### What needs to be done
An unaltered copy of every line below is the expected output.

.....

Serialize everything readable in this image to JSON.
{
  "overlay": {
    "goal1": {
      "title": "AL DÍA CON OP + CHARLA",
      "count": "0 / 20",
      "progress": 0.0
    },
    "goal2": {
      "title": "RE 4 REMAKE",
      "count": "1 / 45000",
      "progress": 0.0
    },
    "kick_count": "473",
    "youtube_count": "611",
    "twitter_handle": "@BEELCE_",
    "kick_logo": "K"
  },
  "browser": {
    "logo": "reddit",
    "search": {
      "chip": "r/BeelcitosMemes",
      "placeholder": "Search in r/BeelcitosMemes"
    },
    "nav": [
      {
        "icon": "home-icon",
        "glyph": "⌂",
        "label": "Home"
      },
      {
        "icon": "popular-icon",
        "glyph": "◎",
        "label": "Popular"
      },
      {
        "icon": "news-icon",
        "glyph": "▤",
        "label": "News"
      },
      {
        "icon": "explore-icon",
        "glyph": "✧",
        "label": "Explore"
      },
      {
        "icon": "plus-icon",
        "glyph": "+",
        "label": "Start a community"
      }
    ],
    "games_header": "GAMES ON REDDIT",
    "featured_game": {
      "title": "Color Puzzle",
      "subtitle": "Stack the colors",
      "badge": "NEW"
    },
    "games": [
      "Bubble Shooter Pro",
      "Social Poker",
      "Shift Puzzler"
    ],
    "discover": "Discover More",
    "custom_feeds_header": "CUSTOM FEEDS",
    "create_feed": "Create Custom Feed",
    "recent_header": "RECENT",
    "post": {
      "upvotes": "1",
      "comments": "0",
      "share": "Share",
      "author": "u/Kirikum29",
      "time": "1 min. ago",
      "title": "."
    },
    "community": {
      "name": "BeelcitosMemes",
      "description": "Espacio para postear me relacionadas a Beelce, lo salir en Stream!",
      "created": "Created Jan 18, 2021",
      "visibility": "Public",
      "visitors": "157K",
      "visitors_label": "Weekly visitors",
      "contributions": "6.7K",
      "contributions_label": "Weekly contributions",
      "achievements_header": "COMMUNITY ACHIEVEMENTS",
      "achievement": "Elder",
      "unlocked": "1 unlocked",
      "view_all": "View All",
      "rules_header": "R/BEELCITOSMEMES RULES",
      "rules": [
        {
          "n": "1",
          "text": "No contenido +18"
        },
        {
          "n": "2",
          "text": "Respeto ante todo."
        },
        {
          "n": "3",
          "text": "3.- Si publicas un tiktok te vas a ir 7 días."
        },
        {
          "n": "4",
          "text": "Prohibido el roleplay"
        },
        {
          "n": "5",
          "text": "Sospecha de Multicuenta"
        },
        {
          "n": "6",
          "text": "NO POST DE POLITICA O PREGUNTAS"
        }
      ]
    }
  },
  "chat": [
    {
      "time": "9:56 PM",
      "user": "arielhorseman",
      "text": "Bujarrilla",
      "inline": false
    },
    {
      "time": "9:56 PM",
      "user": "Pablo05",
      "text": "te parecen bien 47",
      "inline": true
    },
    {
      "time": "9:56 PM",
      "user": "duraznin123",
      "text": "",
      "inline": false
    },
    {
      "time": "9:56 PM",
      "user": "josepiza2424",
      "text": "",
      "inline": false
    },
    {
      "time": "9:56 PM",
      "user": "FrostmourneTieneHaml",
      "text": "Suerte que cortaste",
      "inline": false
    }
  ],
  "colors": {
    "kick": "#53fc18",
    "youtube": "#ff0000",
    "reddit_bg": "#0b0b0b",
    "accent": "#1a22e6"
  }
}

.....

### Answer space
Serialize everything readable in this image to JSON.
{
  "overlay": {
    "goal1": {
      "title": "AL DÍA CON OP + CHARLA",
      "count": "0 / 20",
      "progress": 0.0
    },
    "goal2": {
      "title": "RE 4 REMAKE",
      "count": "1 / 45000",
      "progress": 0.0
    },
    "kick_count": "473",
    "youtube_count": "611",
    "twitter_handle": "@BEELCE_",
    "kick_logo": "K"
  },
  "browser": {
    "logo": "reddit",
    "search": {
      "chip": "r/BeelcitosMemes",
      "placeholder": "Search in r/BeelcitosMemes"
    },
    "nav": [
      {
        "icon": "home-icon",
        "glyph": "⌂",
        "label": "Home"
      },
      {
        "icon": "popular-icon",
        "glyph": "◎",
        "label": "Popular"
      },
      {
        "icon": "news-icon",
        "glyph": "▤",
        "label": "News"
      },
      {
        "icon": "explore-icon",
        "glyph": "✧",
        "label": "Explore"
      },
      {
        "icon": "plus-icon",
        "glyph": "+",
        "label": "Start a community"
      }
    ],
    "games_header": "GAMES ON REDDIT",
    "featured_game": {
      "title": "Color Puzzle",
      "subtitle": "Stack the colors",
      "badge": "NEW"
    },
    "games": [
      "Bubble Shooter Pro",
      "Social Poker",
      "Shift Puzzler"
    ],
    "discover": "Discover More",
    "custom_feeds_header": "CUSTOM FEEDS",
    "create_feed": "Create Custom Feed",
    "recent_header": "RECENT",
    "post": {
      "upvotes": "1",
      "comments": "0",
      "share": "Share",
      "author": "u/Kirikum29",
      "time": "1 min. ago",
      "title": "."
    },
    "community": {
      "name": "BeelcitosMemes",
      "description": "Espacio para postear me relacionadas a Beelce, lo salir en Stream!",
      "created": "Created Jan 18, 2021",
      "visibility": "Public",
      "visitors": "157K",
      "visitors_label": "Weekly visitors",
      "contributions": "6.7K",
      "contributions_label": "Weekly contributions",
      "achievements_header": "COMMUNITY ACHIEVEMENTS",
      "achievement": "Elder",
      "unlocked": "1 unlocked",
      "view_all": "View All",
      "rules_header": "R/BEELCITOSMEMES RULES",
      "rules": [
        {
          "n": "1",
          "text": "No contenido +18"
        },
        {
          "n": "2",
          "text": "Respeto ante todo."
        },
        {
          "n": "3",
          "text": "3.- Si publicas un tiktok te vas a ir 7 días."
        },
        {
          "n": "4",
          "text": "Prohibido el roleplay"
        },
        {
          "n": "5",
          "text": "Sospecha de Multicuenta"
        },
        {
          "n": "6",
          "text": "NO POST DE POLITICA O PREGUNTAS"
        }
      ]
    }
  },
  "chat": [
    {
      "time": "9:56 PM",
      "user": "arielhorseman",
      "text": "Bujarrilla",
      "inline": false
    },
    {
      "time": "9:56 PM",
      "user": "Pablo05",
      "text": "te parecen bien 47",
      "inline": true
    },
    {
      "time": "9:56 PM",
      "user": "duraznin123",
      "text": "",
      "inline": false
    },
    {
      "time": "9:56 PM",
      "user": "josepiza2424",
      "text": "",
      "inline": false
    },
    {
      "time": "9:56 PM",
      "user": "FrostmourneTieneHaml",
      "text": "Suerte que cortaste",
      "inline": false
    }
  ],
  "colors": {
    "kick": "#53fc18",
    "youtube": "#ff0000",
    "reddit_bg": "#0b0b0b",
    "accent": "#1a22e6"
  }
}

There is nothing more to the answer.